— Task objective —
Each line of the entries below that holds "home" is needed, copied in full.

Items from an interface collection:
▬▬▬

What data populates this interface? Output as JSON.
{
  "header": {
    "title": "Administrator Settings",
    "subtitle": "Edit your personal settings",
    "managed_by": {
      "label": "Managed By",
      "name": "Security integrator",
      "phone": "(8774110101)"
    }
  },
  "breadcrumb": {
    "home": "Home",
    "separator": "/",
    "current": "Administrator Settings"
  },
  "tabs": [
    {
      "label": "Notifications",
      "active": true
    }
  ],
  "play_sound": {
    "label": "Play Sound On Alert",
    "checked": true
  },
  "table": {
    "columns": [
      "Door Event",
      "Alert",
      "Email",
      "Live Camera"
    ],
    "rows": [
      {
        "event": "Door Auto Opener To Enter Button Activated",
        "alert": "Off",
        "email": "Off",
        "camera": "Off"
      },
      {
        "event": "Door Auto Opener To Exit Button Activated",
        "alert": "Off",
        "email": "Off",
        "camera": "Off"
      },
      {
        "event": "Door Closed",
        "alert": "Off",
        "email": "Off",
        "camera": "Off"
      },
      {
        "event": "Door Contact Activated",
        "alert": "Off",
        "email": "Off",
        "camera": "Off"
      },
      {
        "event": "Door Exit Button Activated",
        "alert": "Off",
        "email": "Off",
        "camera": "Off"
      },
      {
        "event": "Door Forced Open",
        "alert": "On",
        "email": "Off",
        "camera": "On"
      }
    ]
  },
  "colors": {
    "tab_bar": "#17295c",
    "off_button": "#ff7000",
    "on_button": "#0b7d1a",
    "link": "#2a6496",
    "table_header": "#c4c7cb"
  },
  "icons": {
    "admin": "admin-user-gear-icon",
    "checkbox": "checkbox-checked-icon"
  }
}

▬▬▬

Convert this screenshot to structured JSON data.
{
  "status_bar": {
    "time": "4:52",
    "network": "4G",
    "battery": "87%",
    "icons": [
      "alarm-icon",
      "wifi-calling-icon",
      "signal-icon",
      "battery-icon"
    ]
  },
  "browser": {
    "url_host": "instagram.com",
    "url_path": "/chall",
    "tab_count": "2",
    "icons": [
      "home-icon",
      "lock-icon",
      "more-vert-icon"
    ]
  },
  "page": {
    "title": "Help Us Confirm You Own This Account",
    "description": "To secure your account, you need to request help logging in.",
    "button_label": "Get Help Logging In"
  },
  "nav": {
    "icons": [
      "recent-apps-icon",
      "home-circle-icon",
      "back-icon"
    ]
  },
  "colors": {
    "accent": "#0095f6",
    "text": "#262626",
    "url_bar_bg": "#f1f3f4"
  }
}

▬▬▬

— Problem solution —
    "home": "Home",
      "home-icon",
      "home-circle-icon",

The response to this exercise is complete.